AIM OF THE TASK
Please return the full listing word for word, leaving out any pictures.

PROVIDED RECORDS
========
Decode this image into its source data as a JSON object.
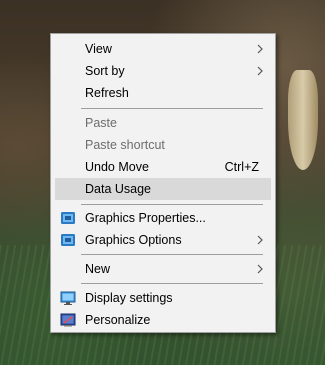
{
  "menu": {
    "items": [
      {
        "label": "View",
        "icon": "",
        "submenu": true
      },
      {
        "label": "Sort by",
        "icon": "",
        "submenu": true
      },
      {
        "label": "Refresh",
        "icon": ""
      },
      {
        "label": "Paste",
        "disabled": true
      },
      {
        "label": "Paste shortcut",
        "disabled": true
      },
      {
        "label": "Undo Move",
        "shortcut": "Ctrl+Z"
      },
      {
        "label": "Data Usage",
        "highlighted": true
      },
      {
        "label": "Graphics Properties...",
        "icon": "intel-graphics-icon"
      },
      {
        "label": "Graphics Options",
        "icon": "intel-graphics-icon",
        "submenu": true
      },
      {
        "label": "New",
        "submenu": true
      },
      {
        "label": "Display settings",
        "icon": "display-settings-icon"
      },
      {
        "label": "Personalize",
        "icon": "personalize-icon"
      }
    ]
  },
  "colors": {
    "menu_bg": "#f2f2f2",
    "highlight_bg": "#d9d9d9",
    "disabled_text": "#6d6d6d",
    "separator": "#9d9d9d"
  }
}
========
TASK ANSWER
Decode this image into its source data as a JSON object.
{
  "menu": {
    "items": [
      {
        "label": "View",
        "icon": "",
        "submenu": true
      },
      {
        "label": "Sort by",
        "icon": "",
        "submenu": true
      },
      {
        "label": "Refresh",
        "icon": ""
      },
      {
        "label": "Paste",
        "disabled": true
      },
      {
        "label": "Paste shortcut",
        "disabled": true
      },
      {
        "label": "Undo Move",
        "shortcut": "Ctrl+Z"
      },
      {
        "label": "Data Usage",
        "highlighted": true
      },
      {
        "label": "Graphics Properties...",
        "icon": "intel-graphics-icon"
      },
      {
        "label": "Graphics Options",
        "icon": "intel-graphics-icon",
        "submenu": true
      },
      {
        "label": "New",
        "submenu": true
      },
      {
        "label": "Display settings",
        "icon": "display-settings-icon"
      },
      {
        "label": "Personalize",
        "icon": "personalize-icon"
      }
    ]
  },
  "colors": {
    "menu_bg": "#f2f2f2",
    "highlight_bg": "#d9d9d9",
    "disabled_text": "#6d6d6d",
    "separator": "#9d9d9d"
  }
}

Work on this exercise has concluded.